Tuesday, September 27, 2011

Busy Bees, Busy Volunteers

During our Fall Celebration Event I spotted a bee busy at work. As I took the photo, I couldn't help but think of similarities between this busy little bee and our volunteers. Our dedicated volunteers tend to the garden everyday for probably 6 months out of the year. Bumble bees tend to visit the same patches of flowers every day, as long as they continue to find nectar and pollen. These little pollinators, like our dedicated volunteers, can be found busy at work in the garden, day after day. The garden brings us together, and as a team, we make it a success.

Together, we are making a healthy difference in our community. So to all of our fabulous, dedicated volunteers (and bees) we say THANK YOU! Without you none of this would be possible. 

Thursday, September 15, 2011

Preschool Diary's

For the past couple years the public, onsite, Bright Horizons, child development center has participated in the giving garden. The children love being out in the garden and getting dirty! Here is an excerpt from a daily parent email about one of their garden visits:
At the garden, Ms Heather and friends got to walk around the garden and check out the different vegetables, fruits and flowers that are growing. It was very exciting to see how much things have grown since our last visit. As we waited for Ms. Alison to get there we had fun running up and down the hill by the garden and played one of our favorite games of duck-duck-gray duck! When Ms. Alison got to the garden we were very excited to put on our garden gloves and get to work. :) We planted marigolds this morning, it was so much Fun! We got the opportunity to see how different marigold seeds are to green bean seeds. (very interesting.) Everyone had a turn to put some marigold seeds into the dirt and had so much fun being able to be apart of something that is so special to Blue Cross! We did such a fantastic job with the walk there and back and definitely are excited for our next garden visit! Everyone also got to take a snap pea back to school with them. They are in your child's cubby. We also came back with a tomato and a green pepper to show our friends. 

Tuesday, September 6, 2011

Powdery Mildew

It seems once again this year we have some crops affected with powdery mildew. We spotted cucumber and melon leaves covered in the tall tell signs. Luckily it has struck later in the growing season and hasn't taken over the crops entirely.
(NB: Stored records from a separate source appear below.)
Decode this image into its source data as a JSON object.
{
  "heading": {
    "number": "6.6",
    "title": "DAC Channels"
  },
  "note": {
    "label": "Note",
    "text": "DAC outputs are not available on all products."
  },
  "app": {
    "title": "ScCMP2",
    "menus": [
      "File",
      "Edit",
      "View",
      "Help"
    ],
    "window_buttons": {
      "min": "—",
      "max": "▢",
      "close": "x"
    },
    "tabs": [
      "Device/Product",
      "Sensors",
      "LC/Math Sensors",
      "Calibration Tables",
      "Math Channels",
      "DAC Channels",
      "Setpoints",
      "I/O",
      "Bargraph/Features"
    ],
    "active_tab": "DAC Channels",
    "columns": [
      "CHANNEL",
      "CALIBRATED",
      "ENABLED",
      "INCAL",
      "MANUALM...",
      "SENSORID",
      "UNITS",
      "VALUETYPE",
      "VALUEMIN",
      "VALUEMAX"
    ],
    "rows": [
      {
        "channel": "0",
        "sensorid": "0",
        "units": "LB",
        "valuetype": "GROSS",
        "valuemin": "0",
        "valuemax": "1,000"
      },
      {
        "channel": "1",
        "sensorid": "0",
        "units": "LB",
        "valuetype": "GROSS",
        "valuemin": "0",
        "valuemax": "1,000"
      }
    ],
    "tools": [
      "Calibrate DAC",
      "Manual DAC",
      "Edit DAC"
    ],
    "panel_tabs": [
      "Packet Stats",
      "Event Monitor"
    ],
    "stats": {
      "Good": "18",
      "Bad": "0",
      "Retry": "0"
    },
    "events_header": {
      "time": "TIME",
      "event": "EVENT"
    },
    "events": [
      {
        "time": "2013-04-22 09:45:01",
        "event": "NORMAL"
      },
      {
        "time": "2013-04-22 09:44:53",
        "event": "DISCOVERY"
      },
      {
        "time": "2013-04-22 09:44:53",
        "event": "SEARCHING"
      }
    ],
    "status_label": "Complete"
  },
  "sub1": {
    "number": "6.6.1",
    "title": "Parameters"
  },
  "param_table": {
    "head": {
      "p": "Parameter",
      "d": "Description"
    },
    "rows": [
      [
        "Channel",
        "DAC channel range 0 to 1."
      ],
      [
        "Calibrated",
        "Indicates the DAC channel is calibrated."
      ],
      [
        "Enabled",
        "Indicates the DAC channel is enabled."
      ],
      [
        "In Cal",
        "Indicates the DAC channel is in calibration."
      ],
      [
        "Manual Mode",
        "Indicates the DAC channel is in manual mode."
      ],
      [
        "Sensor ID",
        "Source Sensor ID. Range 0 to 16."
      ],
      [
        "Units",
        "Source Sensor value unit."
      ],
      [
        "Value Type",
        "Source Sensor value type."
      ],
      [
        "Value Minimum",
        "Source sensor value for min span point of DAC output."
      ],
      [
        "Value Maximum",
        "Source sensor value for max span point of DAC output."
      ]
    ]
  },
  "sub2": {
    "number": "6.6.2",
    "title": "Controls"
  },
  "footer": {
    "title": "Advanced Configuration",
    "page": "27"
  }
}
We did some research (http://organicgardening.about.com/od/diseases/p/PowderyMildew.htm) and discovered powdery mildew thrives in temperatures between 60 and 80 degrees. Dry, shady conditions are ideal, as are areas with poor air circulation. Planting disease resistant cultivars and making sure you allow for good air flow are two ways to guard against powdery mildew. Inspect plants regularly during warm, dry conditions, and remove any leaves that show signs of infection. Destroy (do not compost!) infected plant parts. A spray made with baking soda, if applied weekly at the first signs of infection, can protect plants against further damage. Plants that are badly infected should be ripped out and destroyed to prevent the disease from spreading further.

A commercially available organic option is Neem oil, which both treats existing powdery mildew and protects the plant against further infection.  (One of our gardeners uses Neem oil spray on aphids in her garden, and has found it to be really effective!)

Interestingly enough, the most effective measure in preventing and treating powdery mildew is to spray the foliage of your plants daily with plain water from the hose. Powdery mildew hates water! The only caveat with this method is to be sure you do it early in the day so that the foliage completely dries before cooler evening temperatures arrive, otherwise you may invite other fungal diseases, such as black spot, into your garden.

If your garden has fallen victim to powdery mildew, how have you treated it?

We would love to hear from you!